**Work order:**
Using the records below, find how many lines hold the word "Illumination" and reply with only that number.

(Stored items)
§ §
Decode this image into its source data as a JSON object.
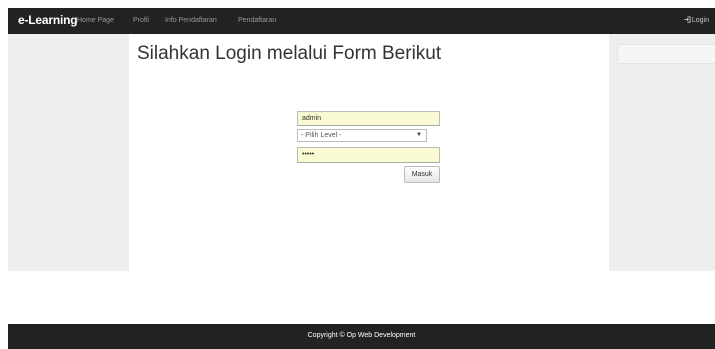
{
  "navbar": {
    "brand": "e-Learning",
    "items": [
      {
        "label": "Home Page"
      },
      {
        "label": "Profil"
      },
      {
        "label": "Info Pendaftaran"
      },
      {
        "label": "Pendaftaran"
      }
    ],
    "login_label": "Login",
    "login_icon": "sign-in-icon"
  },
  "main": {
    "title": "Silahkan Login melalui Form Berikut"
  },
  "form": {
    "username_value": "admin",
    "level_selected": "- Pilih Level -",
    "password_value": "•••••",
    "submit_label": "Masuk"
  },
  "footer": {
    "text": "Copyright © Op Web Development"
  },
  "colors": {
    "navbar_bg": "#222222",
    "sidebar_bg": "#eeeeee",
    "autofill_bg": "#fafad2"
  }
}
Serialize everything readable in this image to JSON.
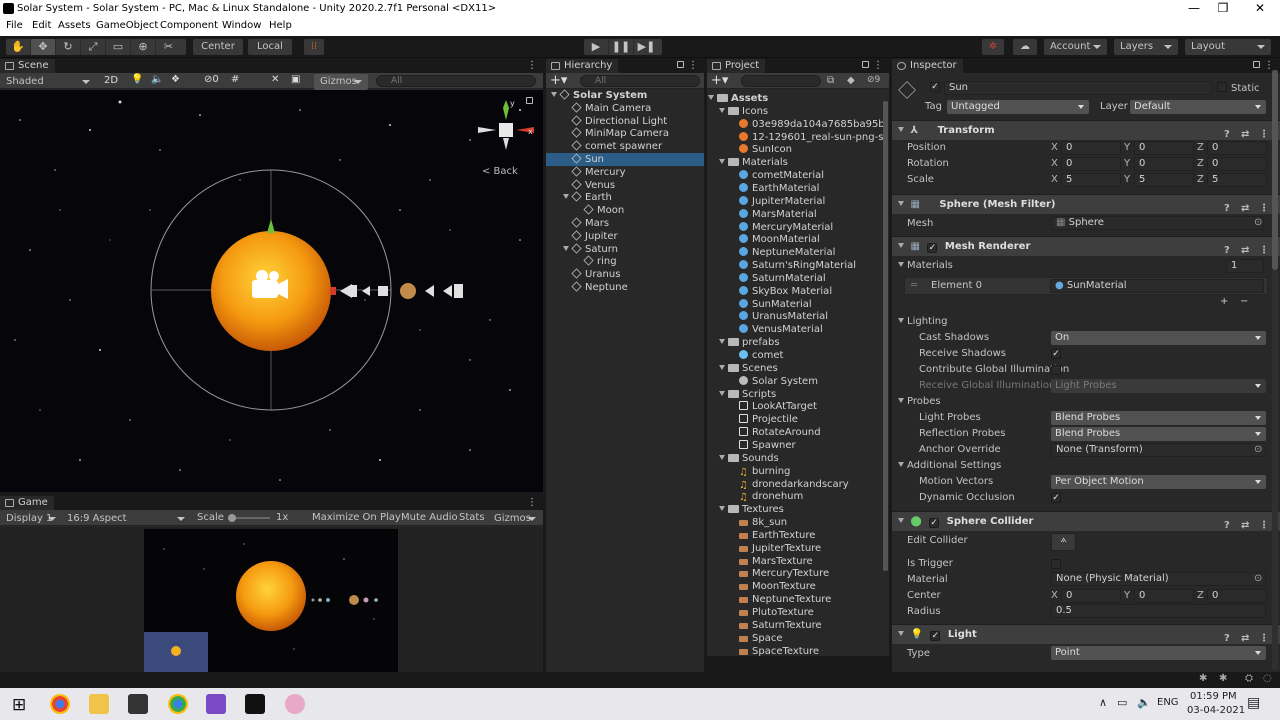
{
  "window": {
    "title": "Solar System - Solar System - PC, Mac & Linux Standalone - Unity 2020.2.7f1 Personal <DX11>"
  },
  "menu": [
    "File",
    "Edit",
    "Assets",
    "GameObject",
    "Component",
    "Window",
    "Help"
  ],
  "toolbar": {
    "pivot_center": "Center",
    "pivot_local": "Local",
    "account": "Account",
    "layers": "Layers",
    "layout": "Layout"
  },
  "scene": {
    "tab": "Scene",
    "shading": "Shaded",
    "mode_2d": "2D",
    "gizmos": "Gizmos",
    "search_placeholder": "All",
    "back_label": "< Back"
  },
  "game": {
    "tab": "Game",
    "display": "Display 1",
    "aspect": "16:9 Aspect",
    "scale_label": "Scale",
    "scale_value": "1x",
    "maximize": "Maximize On Play",
    "mute": "Mute Audio",
    "stats": "Stats",
    "gizmos": "Gizmos"
  },
  "hierarchy": {
    "tab": "Hierarchy",
    "search_placeholder": "All",
    "items": [
      {
        "label": "Solar System",
        "depth": 0,
        "expanded": true,
        "root": true
      },
      {
        "label": "Main Camera",
        "depth": 1
      },
      {
        "label": "Directional Light",
        "depth": 1
      },
      {
        "label": "MiniMap Camera",
        "depth": 1
      },
      {
        "label": "comet spawner",
        "depth": 1
      },
      {
        "label": "Sun",
        "depth": 1,
        "selected": true
      },
      {
        "label": "Mercury",
        "depth": 1
      },
      {
        "label": "Venus",
        "depth": 1
      },
      {
        "label": "Earth",
        "depth": 1,
        "expanded": true
      },
      {
        "label": "Moon",
        "depth": 2
      },
      {
        "label": "Mars",
        "depth": 1
      },
      {
        "label": "Jupiter",
        "depth": 1
      },
      {
        "label": "Saturn",
        "depth": 1,
        "expanded": true
      },
      {
        "label": "ring",
        "depth": 2
      },
      {
        "label": "Uranus",
        "depth": 1
      },
      {
        "label": "Neptune",
        "depth": 1
      }
    ]
  },
  "project": {
    "tab": "Project",
    "badge": "9",
    "items": [
      {
        "label": "Assets",
        "depth": 0,
        "type": "folder",
        "expanded": true
      },
      {
        "label": "Icons",
        "depth": 1,
        "type": "folder",
        "expanded": true
      },
      {
        "label": "03e989da104a7685ba95b0",
        "depth": 2,
        "type": "image"
      },
      {
        "label": "12-129601_real-sun-png-su",
        "depth": 2,
        "type": "image"
      },
      {
        "label": "SunIcon",
        "depth": 2,
        "type": "image"
      },
      {
        "label": "Materials",
        "depth": 1,
        "type": "folder",
        "expanded": true
      },
      {
        "label": "cometMaterial",
        "depth": 2,
        "type": "material"
      },
      {
        "label": "EarthMaterial",
        "depth": 2,
        "type": "material"
      },
      {
        "label": "JupiterMaterial",
        "depth": 2,
        "type": "material"
      },
      {
        "label": "MarsMaterial",
        "depth": 2,
        "type": "material"
      },
      {
        "label": "MercuryMaterial",
        "depth": 2,
        "type": "material"
      },
      {
        "label": "MoonMaterial",
        "depth": 2,
        "type": "material"
      },
      {
        "label": "NeptuneMaterial",
        "depth": 2,
        "type": "material"
      },
      {
        "label": "Saturn'sRingMaterial",
        "depth": 2,
        "type": "material"
      },
      {
        "label": "SaturnMaterial",
        "depth": 2,
        "type": "material"
      },
      {
        "label": "SkyBox Material",
        "depth": 2,
        "type": "material"
      },
      {
        "label": "SunMaterial",
        "depth": 2,
        "type": "material"
      },
      {
        "label": "UranusMaterial",
        "depth": 2,
        "type": "material"
      },
      {
        "label": "VenusMaterial",
        "depth": 2,
        "type": "material"
      },
      {
        "label": "prefabs",
        "depth": 1,
        "type": "folder",
        "expanded": true
      },
      {
        "label": "comet",
        "depth": 2,
        "type": "prefab"
      },
      {
        "label": "Scenes",
        "depth": 1,
        "type": "folder",
        "expanded": true
      },
      {
        "label": "Solar System",
        "depth": 2,
        "type": "scene"
      },
      {
        "label": "Scripts",
        "depth": 1,
        "type": "folder",
        "expanded": true
      },
      {
        "label": "LookAtTarget",
        "depth": 2,
        "type": "script"
      },
      {
        "label": "Projectile",
        "depth": 2,
        "type": "script"
      },
      {
        "label": "RotateAround",
        "depth": 2,
        "type": "script"
      },
      {
        "label": "Spawner",
        "depth": 2,
        "type": "script"
      },
      {
        "label": "Sounds",
        "depth": 1,
        "type": "folder",
        "expanded": true
      },
      {
        "label": "burning",
        "depth": 2,
        "type": "audio"
      },
      {
        "label": "dronedarkandscary",
        "depth": 2,
        "type": "audio"
      },
      {
        "label": "dronehum",
        "depth": 2,
        "type": "audio"
      },
      {
        "label": "Textures",
        "depth": 1,
        "type": "folder",
        "expanded": true
      },
      {
        "label": "8k_sun",
        "depth": 2,
        "type": "texture"
      },
      {
        "label": "EarthTexture",
        "depth": 2,
        "type": "texture"
      },
      {
        "label": "JupiterTexture",
        "depth": 2,
        "type": "texture"
      },
      {
        "label": "MarsTexture",
        "depth": 2,
        "type": "texture"
      },
      {
        "label": "MercuryTexture",
        "depth": 2,
        "type": "texture"
      },
      {
        "label": "MoonTexture",
        "depth": 2,
        "type": "texture"
      },
      {
        "label": "NeptuneTexture",
        "depth": 2,
        "type": "texture"
      },
      {
        "label": "PlutoTexture",
        "depth": 2,
        "type": "texture"
      },
      {
        "label": "SaturnTexture",
        "depth": 2,
        "type": "texture"
      },
      {
        "label": "Space",
        "depth": 2,
        "type": "texture"
      },
      {
        "label": "SpaceTexture",
        "depth": 2,
        "type": "texture"
      }
    ]
  },
  "inspector": {
    "tab": "Inspector",
    "name": "Sun",
    "static": "Static",
    "tag_label": "Tag",
    "tag": "Untagged",
    "layer_label": "Layer",
    "layer": "Default",
    "transform": {
      "title": "Transform",
      "position_label": "Position",
      "rotation_label": "Rotation",
      "scale_label": "Scale",
      "position": [
        "0",
        "0",
        "0"
      ],
      "rotation": [
        "0",
        "0",
        "0"
      ],
      "scale": [
        "5",
        "5",
        "5"
      ]
    },
    "mesh_filter": {
      "title": "Sphere (Mesh Filter)",
      "mesh_label": "Mesh",
      "mesh": "Sphere"
    },
    "mesh_renderer": {
      "title": "Mesh Renderer",
      "materials_label": "Materials",
      "materials_count": "1",
      "element0_label": "Element 0",
      "element0": "SunMaterial",
      "lighting_label": "Lighting",
      "cast_shadows_label": "Cast Shadows",
      "cast_shadows": "On",
      "receive_shadows_label": "Receive Shadows",
      "contribute_gi_label": "Contribute Global Illumination",
      "receive_gi_label": "Receive Global Illumination",
      "receive_gi": "Light Probes",
      "probes_label": "Probes",
      "light_probes_label": "Light Probes",
      "light_probes": "Blend Probes",
      "reflection_probes_label": "Reflection Probes",
      "reflection_probes": "Blend Probes",
      "anchor_label": "Anchor Override",
      "anchor": "None (Transform)",
      "additional_label": "Additional Settings",
      "motion_label": "Motion Vectors",
      "motion": "Per Object Motion",
      "dynamic_occlusion_label": "Dynamic Occlusion"
    },
    "sphere_collider": {
      "title": "Sphere Collider",
      "edit_label": "Edit Collider",
      "trigger_label": "Is Trigger",
      "material_label": "Material",
      "material": "None (Physic Material)",
      "center_label": "Center",
      "center": [
        "0",
        "0",
        "0"
      ],
      "radius_label": "Radius",
      "radius": "0.5"
    },
    "light": {
      "title": "Light",
      "type_label": "Type",
      "type": "Point"
    }
  },
  "axes": [
    "X",
    "Y",
    "Z"
  ],
  "taskbar": {
    "lang": "ENG",
    "time": "01:59 PM",
    "date": "03-04-2021"
  },
  "colors": {
    "selection": "#2c5d87",
    "panel": "#282828",
    "sun": "#f5a623"
  }
}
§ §
**Final answer:**
2